Paris is not just a city, it’s an idea, a symbol of light and reason, the place where the philosophy and foundations of the modern world were nurtured and developed. If you believe in the rights of man, in the equality of all men, in the right and freedom to determine the course of your own life, in freedom of expression, in freedom of, and from, religion, if you believe in democracy, if you believe that government should only exist by the consent of the governed, if you believe that each of us has the right to life, liberty, and the pursuit of happiness, you believe these things because these beliefs were birthed and nurtured in Paris by Jean-Jacques Rousseau, Voltaire, Descartes, and others, and because Benjamin Franklin and Thomas Jefferson who lived in Paris brought these ideas to the American colonies and sparked the American Revolution which led to the French Revolution, and to changing the world. If you believe in these things, Paris is part of your heritage, and the recent attack by religious fanatics was an attack on you.
Hitler ordered General Dietrich Von Choltitz, the occupation commander of of Paris to raze the city before the allies reached it. If he couldn’t have it, Hitler wanted no one to have Paris. It is unclear exactly why Von Choltitz did not obey Hitler’s command. According to legend, when Hitler called Von Choltitz from Berlin and asked, “Is Paris burning,” Von Cholititz told him that it was. The explosives that were set to destroy Paris were never detonated. Perhaps this Nazi general, a commander of the most beastial army of the 20th Century, lied to Hitler because Paris was also to him a symbol of light and reason. Perhaps this is something he discovered after doing great harm. Perhaps. Whatever the truth of the legend, the Nazi’s did not destroy the city. They never could have destroyed what Paris stands for. That was beyond their power

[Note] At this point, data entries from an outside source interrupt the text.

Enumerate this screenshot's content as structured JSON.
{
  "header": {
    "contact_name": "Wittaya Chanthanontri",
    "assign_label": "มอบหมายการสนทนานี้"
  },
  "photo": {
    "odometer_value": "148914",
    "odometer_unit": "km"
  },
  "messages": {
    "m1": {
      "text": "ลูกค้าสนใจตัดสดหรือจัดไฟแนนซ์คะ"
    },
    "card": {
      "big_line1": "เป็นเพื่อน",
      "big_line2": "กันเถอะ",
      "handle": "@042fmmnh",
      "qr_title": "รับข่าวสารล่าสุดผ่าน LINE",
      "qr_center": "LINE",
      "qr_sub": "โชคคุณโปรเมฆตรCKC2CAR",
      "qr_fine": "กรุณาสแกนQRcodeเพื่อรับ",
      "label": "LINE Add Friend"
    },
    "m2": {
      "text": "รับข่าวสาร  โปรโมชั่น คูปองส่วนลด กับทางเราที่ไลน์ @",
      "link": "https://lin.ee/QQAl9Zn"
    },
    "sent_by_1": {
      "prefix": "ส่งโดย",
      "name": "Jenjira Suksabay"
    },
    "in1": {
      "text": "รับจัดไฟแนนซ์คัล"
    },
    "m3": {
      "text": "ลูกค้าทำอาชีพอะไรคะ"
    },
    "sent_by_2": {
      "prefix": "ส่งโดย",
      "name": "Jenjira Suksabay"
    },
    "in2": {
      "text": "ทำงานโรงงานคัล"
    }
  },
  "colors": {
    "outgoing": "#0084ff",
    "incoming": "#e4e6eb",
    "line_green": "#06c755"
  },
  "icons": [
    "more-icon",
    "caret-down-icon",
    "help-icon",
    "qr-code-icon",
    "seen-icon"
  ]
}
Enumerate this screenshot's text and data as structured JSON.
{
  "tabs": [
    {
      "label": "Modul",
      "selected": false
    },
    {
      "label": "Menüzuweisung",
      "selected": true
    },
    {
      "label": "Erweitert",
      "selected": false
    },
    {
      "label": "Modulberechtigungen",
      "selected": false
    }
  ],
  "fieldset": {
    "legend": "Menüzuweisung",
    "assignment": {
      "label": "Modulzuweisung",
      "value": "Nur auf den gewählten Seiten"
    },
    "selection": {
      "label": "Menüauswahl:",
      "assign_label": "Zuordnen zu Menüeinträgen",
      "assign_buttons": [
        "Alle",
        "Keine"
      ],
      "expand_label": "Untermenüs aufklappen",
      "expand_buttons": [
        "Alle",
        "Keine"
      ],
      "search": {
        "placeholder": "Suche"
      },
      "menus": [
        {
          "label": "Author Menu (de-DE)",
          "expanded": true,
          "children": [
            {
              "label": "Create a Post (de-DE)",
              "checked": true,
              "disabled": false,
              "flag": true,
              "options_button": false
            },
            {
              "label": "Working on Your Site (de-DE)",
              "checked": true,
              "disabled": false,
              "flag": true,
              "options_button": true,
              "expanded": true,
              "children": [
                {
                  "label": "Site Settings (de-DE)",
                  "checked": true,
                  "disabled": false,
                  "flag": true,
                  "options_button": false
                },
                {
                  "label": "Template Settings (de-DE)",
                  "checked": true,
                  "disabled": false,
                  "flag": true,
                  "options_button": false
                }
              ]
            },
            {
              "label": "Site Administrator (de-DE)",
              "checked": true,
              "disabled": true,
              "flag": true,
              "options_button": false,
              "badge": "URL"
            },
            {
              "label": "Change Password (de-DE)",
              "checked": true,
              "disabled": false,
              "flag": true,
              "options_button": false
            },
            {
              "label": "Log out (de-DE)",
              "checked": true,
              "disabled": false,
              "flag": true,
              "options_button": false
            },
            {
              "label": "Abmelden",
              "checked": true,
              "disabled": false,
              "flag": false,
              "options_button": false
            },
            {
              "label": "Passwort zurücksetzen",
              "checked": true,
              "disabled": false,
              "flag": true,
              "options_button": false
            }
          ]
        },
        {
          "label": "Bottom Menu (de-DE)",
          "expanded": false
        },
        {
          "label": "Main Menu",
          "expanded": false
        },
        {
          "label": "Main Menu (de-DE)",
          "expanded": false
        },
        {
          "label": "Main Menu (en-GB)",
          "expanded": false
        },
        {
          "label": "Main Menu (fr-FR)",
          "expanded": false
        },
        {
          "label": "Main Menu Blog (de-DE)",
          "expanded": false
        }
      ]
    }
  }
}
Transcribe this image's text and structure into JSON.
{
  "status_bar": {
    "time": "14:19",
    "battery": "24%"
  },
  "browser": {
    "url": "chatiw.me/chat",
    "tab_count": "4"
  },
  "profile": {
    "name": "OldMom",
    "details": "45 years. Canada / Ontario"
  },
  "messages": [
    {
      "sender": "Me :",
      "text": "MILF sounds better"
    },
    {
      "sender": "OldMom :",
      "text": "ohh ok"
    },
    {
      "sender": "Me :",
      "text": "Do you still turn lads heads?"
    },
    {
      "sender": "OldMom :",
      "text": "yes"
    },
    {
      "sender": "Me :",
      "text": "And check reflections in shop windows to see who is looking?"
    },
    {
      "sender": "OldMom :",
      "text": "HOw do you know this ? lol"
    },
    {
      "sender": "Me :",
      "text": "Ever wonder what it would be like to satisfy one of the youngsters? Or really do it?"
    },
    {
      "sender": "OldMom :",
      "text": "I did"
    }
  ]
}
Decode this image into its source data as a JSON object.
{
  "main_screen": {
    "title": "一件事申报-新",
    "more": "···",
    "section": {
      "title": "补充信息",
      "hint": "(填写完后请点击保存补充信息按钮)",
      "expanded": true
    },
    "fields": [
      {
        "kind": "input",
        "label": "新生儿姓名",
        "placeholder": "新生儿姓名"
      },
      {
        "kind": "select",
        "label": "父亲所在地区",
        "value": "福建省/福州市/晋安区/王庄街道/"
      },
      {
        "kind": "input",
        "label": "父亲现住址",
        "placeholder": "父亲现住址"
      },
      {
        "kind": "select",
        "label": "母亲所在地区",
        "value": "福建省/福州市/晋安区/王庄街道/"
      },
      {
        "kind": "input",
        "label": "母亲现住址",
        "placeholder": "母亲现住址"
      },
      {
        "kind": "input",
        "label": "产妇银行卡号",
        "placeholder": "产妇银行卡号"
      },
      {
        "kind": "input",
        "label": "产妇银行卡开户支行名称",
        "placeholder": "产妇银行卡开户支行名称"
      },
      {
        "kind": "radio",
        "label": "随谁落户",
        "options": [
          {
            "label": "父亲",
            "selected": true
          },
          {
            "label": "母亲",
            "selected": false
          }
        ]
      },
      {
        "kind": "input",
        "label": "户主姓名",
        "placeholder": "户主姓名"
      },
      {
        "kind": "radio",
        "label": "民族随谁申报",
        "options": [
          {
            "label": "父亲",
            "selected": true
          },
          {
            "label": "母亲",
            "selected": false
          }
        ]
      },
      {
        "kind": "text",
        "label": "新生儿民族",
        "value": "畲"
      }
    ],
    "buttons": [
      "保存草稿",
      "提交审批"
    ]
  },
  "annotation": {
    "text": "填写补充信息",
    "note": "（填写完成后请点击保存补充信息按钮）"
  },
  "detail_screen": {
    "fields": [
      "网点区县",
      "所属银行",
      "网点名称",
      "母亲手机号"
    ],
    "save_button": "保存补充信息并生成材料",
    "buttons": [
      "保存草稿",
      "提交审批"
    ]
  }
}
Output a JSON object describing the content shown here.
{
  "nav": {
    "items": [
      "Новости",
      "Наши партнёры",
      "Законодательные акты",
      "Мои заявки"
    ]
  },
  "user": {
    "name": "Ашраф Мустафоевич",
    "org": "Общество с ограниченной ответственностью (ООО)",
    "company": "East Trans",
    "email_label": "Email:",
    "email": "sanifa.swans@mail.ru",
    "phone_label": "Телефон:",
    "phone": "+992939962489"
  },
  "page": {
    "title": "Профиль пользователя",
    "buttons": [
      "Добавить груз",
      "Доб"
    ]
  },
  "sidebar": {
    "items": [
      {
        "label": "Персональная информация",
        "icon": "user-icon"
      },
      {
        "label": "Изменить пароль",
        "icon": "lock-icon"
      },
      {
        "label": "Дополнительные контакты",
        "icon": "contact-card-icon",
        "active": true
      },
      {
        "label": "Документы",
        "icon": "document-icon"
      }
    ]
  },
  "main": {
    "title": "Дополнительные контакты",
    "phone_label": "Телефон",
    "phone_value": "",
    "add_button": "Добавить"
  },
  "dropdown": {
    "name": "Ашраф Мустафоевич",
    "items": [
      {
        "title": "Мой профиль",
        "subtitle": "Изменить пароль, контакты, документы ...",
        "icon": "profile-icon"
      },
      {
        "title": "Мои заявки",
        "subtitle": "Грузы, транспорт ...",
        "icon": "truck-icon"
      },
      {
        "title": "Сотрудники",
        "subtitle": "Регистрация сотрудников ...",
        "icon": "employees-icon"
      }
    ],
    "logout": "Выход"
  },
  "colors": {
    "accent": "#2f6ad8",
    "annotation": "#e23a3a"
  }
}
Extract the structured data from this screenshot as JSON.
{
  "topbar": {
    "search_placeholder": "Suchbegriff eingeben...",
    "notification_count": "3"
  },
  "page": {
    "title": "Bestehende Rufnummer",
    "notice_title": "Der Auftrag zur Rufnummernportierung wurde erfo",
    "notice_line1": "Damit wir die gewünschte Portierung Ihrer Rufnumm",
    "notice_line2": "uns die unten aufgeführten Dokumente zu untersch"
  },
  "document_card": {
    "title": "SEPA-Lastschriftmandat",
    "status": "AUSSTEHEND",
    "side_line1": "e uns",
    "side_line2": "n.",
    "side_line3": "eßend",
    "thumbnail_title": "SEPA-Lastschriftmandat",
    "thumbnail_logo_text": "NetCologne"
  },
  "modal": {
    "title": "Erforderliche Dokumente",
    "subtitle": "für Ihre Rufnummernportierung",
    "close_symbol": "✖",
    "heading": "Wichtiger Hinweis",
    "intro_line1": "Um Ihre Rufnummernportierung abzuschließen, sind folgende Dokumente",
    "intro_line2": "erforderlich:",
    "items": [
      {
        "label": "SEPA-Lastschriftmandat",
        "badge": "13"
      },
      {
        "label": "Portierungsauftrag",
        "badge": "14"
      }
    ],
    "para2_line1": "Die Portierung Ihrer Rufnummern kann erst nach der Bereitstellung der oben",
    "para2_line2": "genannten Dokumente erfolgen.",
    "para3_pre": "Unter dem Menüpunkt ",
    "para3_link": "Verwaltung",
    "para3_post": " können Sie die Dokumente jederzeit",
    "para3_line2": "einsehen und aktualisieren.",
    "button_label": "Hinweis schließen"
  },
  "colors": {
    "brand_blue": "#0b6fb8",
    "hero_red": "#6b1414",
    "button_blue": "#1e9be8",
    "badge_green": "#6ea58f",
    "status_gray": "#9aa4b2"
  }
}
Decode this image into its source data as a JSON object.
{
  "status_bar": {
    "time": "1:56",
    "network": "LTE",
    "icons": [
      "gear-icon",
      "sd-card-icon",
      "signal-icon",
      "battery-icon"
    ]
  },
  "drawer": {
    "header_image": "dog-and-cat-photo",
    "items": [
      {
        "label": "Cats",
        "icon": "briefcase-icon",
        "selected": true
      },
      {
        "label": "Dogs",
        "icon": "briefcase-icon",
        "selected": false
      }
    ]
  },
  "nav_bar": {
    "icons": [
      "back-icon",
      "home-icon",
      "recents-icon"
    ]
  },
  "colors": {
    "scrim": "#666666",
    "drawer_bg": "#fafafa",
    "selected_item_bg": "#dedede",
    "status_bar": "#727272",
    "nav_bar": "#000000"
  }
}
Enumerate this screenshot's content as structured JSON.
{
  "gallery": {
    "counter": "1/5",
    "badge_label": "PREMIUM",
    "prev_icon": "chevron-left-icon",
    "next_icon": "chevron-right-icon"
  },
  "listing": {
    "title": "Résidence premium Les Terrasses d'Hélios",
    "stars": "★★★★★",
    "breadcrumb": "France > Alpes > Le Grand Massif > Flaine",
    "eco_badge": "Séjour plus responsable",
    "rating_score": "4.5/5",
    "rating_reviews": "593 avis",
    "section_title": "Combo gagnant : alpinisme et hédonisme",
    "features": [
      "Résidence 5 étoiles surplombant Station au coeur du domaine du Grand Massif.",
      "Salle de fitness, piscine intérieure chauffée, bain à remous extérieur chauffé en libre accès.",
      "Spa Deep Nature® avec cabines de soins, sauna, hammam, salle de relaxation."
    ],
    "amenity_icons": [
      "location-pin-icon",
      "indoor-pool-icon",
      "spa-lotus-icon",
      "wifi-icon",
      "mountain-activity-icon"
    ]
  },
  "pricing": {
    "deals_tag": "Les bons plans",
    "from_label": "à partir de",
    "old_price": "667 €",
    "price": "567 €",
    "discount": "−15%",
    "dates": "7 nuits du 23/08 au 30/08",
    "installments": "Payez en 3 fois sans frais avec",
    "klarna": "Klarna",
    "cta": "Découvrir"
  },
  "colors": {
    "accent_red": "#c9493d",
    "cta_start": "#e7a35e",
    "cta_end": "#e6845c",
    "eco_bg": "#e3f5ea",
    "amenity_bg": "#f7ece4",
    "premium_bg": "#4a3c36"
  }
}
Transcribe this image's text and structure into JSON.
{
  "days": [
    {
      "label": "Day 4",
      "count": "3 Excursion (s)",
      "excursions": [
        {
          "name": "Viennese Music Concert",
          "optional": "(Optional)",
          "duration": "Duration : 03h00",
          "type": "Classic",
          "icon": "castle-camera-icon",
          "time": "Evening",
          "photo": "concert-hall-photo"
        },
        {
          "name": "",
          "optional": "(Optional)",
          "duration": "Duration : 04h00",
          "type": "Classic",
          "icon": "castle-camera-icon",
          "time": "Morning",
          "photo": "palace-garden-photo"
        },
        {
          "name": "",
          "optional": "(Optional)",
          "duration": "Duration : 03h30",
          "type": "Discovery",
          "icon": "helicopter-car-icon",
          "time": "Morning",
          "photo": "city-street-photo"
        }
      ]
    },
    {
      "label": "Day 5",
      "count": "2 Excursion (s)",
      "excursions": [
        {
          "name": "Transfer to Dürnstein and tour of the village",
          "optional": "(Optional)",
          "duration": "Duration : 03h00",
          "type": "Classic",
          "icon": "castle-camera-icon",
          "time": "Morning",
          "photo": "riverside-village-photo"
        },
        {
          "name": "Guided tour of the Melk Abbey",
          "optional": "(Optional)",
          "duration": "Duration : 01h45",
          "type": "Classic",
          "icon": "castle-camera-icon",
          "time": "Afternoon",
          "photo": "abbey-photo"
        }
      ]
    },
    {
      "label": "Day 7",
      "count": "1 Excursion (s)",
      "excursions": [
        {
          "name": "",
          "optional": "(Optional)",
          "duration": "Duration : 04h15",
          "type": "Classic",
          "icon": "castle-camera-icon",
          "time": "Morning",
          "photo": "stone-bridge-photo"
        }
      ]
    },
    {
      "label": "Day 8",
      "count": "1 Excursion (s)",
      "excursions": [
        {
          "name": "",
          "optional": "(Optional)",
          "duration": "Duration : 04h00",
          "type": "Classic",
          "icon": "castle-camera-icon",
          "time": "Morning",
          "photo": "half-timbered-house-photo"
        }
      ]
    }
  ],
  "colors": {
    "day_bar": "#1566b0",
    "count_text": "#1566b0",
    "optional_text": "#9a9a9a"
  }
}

It is also beyond the power of the religious fanatics who have murdered so many in Paris to destroy Paris or what it stands for. Paris, and the values it symbolizes, has been attacked before. Likely the city, and those values, will be attacked again. Parisians are tough. They’ve seen worse than these pissant psychopathic murderers. Paris will endure.
I did fall in love in Paris. I fell in love with the city itself, with its narrow winding streets and wide boulevards, with its cafés and boulangeries, and museums and galleries and bookstores, with it’s flea markets and vegetable markets and grand department stores, with with the river running through its center, with its neighborhoods of people from all the world. My heart, like the hearts of millions of others, was wounded when I heard of the recent attacks in Paris. This insane attack by psychotic religious fanatics struck me deeper than the horrors that others of their kind daily inflict on the world, on the innocent, on light and reason. It did so because Paris occupies a special place in my heart, as it does for millions.You feel more pain when your lover is injured than when a stranger is injured in another country. It’s only human.